*** Supplied records

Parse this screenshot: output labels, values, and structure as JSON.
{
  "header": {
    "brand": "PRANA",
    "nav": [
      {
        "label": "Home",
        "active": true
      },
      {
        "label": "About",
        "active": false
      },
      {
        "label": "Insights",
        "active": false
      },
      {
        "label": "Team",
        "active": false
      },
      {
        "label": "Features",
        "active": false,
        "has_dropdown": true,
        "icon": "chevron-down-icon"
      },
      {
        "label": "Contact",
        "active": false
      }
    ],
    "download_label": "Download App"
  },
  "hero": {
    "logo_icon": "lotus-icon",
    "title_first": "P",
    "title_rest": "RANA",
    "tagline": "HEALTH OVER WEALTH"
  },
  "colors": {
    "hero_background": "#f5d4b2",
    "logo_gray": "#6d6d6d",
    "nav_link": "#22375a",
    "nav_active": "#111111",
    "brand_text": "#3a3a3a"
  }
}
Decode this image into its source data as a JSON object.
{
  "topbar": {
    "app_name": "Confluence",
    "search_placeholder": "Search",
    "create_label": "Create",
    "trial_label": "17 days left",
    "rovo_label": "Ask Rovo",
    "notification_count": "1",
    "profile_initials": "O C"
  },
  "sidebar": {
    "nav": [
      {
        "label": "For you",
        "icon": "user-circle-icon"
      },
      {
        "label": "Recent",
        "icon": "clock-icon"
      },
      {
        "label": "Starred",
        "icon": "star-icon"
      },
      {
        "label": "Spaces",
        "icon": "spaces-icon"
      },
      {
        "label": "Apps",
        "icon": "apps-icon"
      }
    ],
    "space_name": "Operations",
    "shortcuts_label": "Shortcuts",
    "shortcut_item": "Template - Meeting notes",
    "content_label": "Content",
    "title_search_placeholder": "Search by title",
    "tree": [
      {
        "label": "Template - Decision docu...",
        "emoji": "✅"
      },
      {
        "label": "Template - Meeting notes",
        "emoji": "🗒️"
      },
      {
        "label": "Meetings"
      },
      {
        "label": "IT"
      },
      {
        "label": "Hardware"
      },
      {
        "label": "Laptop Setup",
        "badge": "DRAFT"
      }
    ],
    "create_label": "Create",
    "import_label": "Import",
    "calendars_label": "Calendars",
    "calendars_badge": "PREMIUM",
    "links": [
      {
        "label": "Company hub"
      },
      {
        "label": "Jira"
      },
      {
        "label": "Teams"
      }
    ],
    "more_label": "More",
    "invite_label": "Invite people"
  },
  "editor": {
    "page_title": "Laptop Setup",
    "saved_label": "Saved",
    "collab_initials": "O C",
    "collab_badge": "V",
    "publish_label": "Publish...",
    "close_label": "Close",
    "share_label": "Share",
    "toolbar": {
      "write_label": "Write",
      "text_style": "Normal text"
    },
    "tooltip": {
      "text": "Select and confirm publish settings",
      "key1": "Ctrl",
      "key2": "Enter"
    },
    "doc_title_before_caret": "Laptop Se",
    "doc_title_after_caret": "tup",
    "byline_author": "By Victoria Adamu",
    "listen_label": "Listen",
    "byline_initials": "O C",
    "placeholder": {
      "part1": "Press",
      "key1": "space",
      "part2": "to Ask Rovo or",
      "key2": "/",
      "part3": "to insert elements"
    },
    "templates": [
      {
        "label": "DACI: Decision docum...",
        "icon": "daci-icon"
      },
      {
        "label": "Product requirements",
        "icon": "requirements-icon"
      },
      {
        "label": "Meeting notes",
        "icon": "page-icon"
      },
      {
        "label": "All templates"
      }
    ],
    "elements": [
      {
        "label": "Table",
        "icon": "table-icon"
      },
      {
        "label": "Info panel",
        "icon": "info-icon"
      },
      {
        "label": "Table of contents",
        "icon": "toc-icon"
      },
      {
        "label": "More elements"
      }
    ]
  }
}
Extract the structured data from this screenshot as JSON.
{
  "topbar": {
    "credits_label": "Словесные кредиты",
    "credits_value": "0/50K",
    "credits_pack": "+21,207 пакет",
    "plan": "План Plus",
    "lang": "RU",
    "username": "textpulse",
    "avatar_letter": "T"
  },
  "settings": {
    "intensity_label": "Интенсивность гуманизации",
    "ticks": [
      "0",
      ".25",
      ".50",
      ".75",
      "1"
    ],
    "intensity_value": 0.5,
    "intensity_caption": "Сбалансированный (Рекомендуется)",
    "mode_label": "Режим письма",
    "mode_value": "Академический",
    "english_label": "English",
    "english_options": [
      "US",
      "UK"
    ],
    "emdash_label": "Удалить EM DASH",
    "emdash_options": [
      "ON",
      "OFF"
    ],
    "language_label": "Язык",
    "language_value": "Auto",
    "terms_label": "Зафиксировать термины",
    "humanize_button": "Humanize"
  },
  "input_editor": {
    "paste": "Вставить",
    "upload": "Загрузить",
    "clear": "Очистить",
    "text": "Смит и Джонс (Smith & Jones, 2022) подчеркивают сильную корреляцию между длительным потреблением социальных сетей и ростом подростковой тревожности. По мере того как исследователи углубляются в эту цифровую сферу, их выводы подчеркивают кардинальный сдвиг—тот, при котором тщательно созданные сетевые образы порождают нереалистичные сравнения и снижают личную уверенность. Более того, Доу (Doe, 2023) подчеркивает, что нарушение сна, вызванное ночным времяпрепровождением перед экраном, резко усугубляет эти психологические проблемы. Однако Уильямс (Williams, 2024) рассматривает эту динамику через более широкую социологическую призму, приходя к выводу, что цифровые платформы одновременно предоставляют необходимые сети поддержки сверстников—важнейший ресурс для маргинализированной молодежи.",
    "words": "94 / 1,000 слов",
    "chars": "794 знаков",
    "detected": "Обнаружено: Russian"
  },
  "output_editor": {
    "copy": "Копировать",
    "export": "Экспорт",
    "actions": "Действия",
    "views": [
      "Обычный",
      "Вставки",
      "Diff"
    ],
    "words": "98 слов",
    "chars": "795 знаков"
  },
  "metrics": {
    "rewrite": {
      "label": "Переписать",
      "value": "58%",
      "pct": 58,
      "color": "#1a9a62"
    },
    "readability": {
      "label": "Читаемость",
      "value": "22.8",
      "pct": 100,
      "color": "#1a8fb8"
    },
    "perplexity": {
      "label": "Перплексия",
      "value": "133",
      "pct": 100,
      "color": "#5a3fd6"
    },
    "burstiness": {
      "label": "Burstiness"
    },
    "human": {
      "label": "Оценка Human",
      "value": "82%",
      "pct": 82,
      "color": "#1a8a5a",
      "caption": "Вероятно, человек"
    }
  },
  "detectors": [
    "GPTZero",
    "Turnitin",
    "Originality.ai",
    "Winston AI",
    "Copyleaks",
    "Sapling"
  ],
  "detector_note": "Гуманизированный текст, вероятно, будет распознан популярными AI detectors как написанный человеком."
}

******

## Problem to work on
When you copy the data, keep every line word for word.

## Exercise response
Parse this screenshot: output labels, values, and structure as JSON.
{
  "header": {
    "brand": "PRANA",
    "nav": [
      {
        "label": "Home",
        "active": true
      },
      {
        "label": "About",
        "active": false
      },
      {
        "label": "Insights",
        "active": false
      },
      {
        "label": "Team",
        "active": false
      },
      {
        "label": "Features",
        "active": false,
        "has_dropdown": true,
        "icon": "chevron-down-icon"
      },
      {
        "label": "Contact",
        "active": false
      }
    ],
    "download_label": "Download App"
  },
  "hero": {
    "logo_icon": "lotus-icon",
    "title_first": "P",
    "title_rest": "RANA",
    "tagline": "HEALTH OVER WEALTH"
  },
  "colors": {
    "hero_background": "#f5d4b2",
    "logo_gray": "#6d6d6d",
    "nav_link": "#22375a",
    "nav_active": "#111111",
    "brand_text": "#3a3a3a"
  }
}
Decode this image into its source data as a JSON object.
{
  "topbar": {
    "app_name": "Confluence",
    "search_placeholder": "Search",
    "create_label": "Create",
    "trial_label": "17 days left",
    "rovo_label": "Ask Rovo",
    "notification_count": "1",
    "profile_initials": "O C"
  },
  "sidebar": {
    "nav": [
      {
        "label": "For you",
        "icon": "user-circle-icon"
      },
      {
        "label": "Recent",
        "icon": "clock-icon"
      },
      {
        "label": "Starred",
        "icon": "star-icon"
      },
      {
        "label": "Spaces",
        "icon": "spaces-icon"
      },
      {
        "label": "Apps",
        "icon": "apps-icon"
      }
    ],
    "space_name": "Operations",
    "shortcuts_label": "Shortcuts",
    "shortcut_item": "Template - Meeting notes",
    "content_label": "Content",
    "title_search_placeholder": "Search by title",
    "tree": [
      {
        "label": "Template - Decision docu...",
        "emoji": "✅"
      },
      {
        "label": "Template - Meeting notes",
        "emoji": "🗒️"
      },
      {
        "label": "Meetings"
      },
      {
        "label": "IT"
      },
      {
        "label": "Hardware"
      },
      {
        "label": "Laptop Setup",
        "badge": "DRAFT"
      }
    ],
    "create_label": "Create",
    "import_label": "Import",
    "calendars_label": "Calendars",
    "calendars_badge": "PREMIUM",
    "links": [
      {
        "label": "Company hub"
      },
      {
        "label": "Jira"
      },
      {
        "label": "Teams"
      }
    ],
    "more_label": "More",
    "invite_label": "Invite people"
  },
  "editor": {
    "page_title": "Laptop Setup",
    "saved_label": "Saved",
    "collab_initials": "O C",
    "collab_badge": "V",
    "publish_label": "Publish...",
    "close_label": "Close",
    "share_label": "Share",
    "toolbar": {
      "write_label": "Write",
      "text_style": "Normal text"
    },
    "tooltip": {
      "text": "Select and confirm publish settings",
      "key1": "Ctrl",
      "key2": "Enter"
    },
    "doc_title_before_caret": "Laptop Se",
    "doc_title_after_caret": "tup",
    "byline_author": "By Victoria Adamu",
    "listen_label": "Listen",
    "byline_initials": "O C",
    "placeholder": {
      "part1": "Press",
      "key1": "space",
      "part2": "to Ask Rovo or",
      "key2": "/",
      "part3": "to insert elements"
    },
    "templates": [
      {
        "label": "DACI: Decision docum...",
        "icon": "daci-icon"
      },
      {
        "label": "Product requirements",
        "icon": "requirements-icon"
      },
      {
        "label": "Meeting notes",
        "icon": "page-icon"
      },
      {
        "label": "All templates"
      }
    ],
    "elements": [
      {
        "label": "Table",
        "icon": "table-icon"
      },
      {
        "label": "Info panel",
        "icon": "info-icon"
      },
      {
        "label": "Table of contents",
        "icon": "toc-icon"
      },
      {
        "label": "More elements"
      }
    ]
  }
}
Extract the structured data from this screenshot as JSON.
{
  "topbar": {
    "credits_label": "Словесные кредиты",
    "credits_value": "0/50K",
    "credits_pack": "+21,207 пакет",
    "plan": "План Plus",
    "lang": "RU",
    "username": "textpulse",
    "avatar_letter": "T"
  },
  "settings": {
    "intensity_label": "Интенсивность гуманизации",
    "ticks": [
      "0",
      ".25",
      ".50",
      ".75",
      "1"
    ],
    "intensity_value": 0.5,
    "intensity_caption": "Сбалансированный (Рекомендуется)",
    "mode_label": "Режим письма",
    "mode_value": "Академический",
    "english_label": "English",
    "english_options": [
      "US",
      "UK"
    ],
    "emdash_label": "Удалить EM DASH",
    "emdash_options": [
      "ON",
      "OFF"
    ],
    "language_label": "Язык",
    "language_value": "Auto",
    "terms_label": "Зафиксировать термины",
    "humanize_button": "Humanize"
  },
  "input_editor": {
    "paste": "Вставить",
    "upload": "Загрузить",
    "clear": "Очистить",
    "text": "Смит и Джонс (Smith & Jones, 2022) подчеркивают сильную корреляцию между длительным потреблением социальных сетей и ростом подростковой тревожности. По мере того как исследователи углубляются в эту цифровую сферу, их выводы подчеркивают кардинальный сдвиг—тот, при котором тщательно созданные сетевые образы порождают нереалистичные сравнения и снижают личную уверенность. Более того, Доу (Doe, 2023) подчеркивает, что нарушение сна, вызванное ночным времяпрепровождением перед экраном, резко усугубляет эти психологические проблемы. Однако Уильямс (Williams, 2024) рассматривает эту динамику через более широкую социологическую призму, приходя к выводу, что цифровые платформы одновременно предоставляют необходимые сети поддержки сверстников—важнейший ресурс для маргинализированной молодежи.",
    "words": "94 / 1,000 слов",
    "chars": "794 знаков",
    "detected": "Обнаружено: Russian"
  },
  "output_editor": {
    "copy": "Копировать",
    "export": "Экспорт",
    "actions": "Действия",
    "views": [
      "Обычный",
      "Вставки",
      "Diff"
    ],
    "words": "98 слов",
    "chars": "795 знаков"
  },
  "metrics": {
    "rewrite": {
      "label": "Переписать",
      "value": "58%",
      "pct": 58,
      "color": "#1a9a62"
    },
    "readability": {
      "label": "Читаемость",
      "value": "22.8",
      "pct": 100,
      "color": "#1a8fb8"
    },
    "perplexity": {
      "label": "Перплексия",
      "value": "133",
      "pct": 100,
      "color": "#5a3fd6"
    },
    "burstiness": {
      "label": "Burstiness"
    },
    "human": {
      "label": "Оценка Human",
      "value": "82%",
      "pct": 82,
      "color": "#1a8a5a",
      "caption": "Вероятно, человек"
    }
  },
  "detectors": [
    "GPTZero",
    "Turnitin",
    "Originality.ai",
    "Winston AI",
    "Copyleaks",
    "Sapling"
  ],
  "detector_note": "Гуманизированный текст, вероятно, будет распознан популярными AI detectors как написанный человеком."
}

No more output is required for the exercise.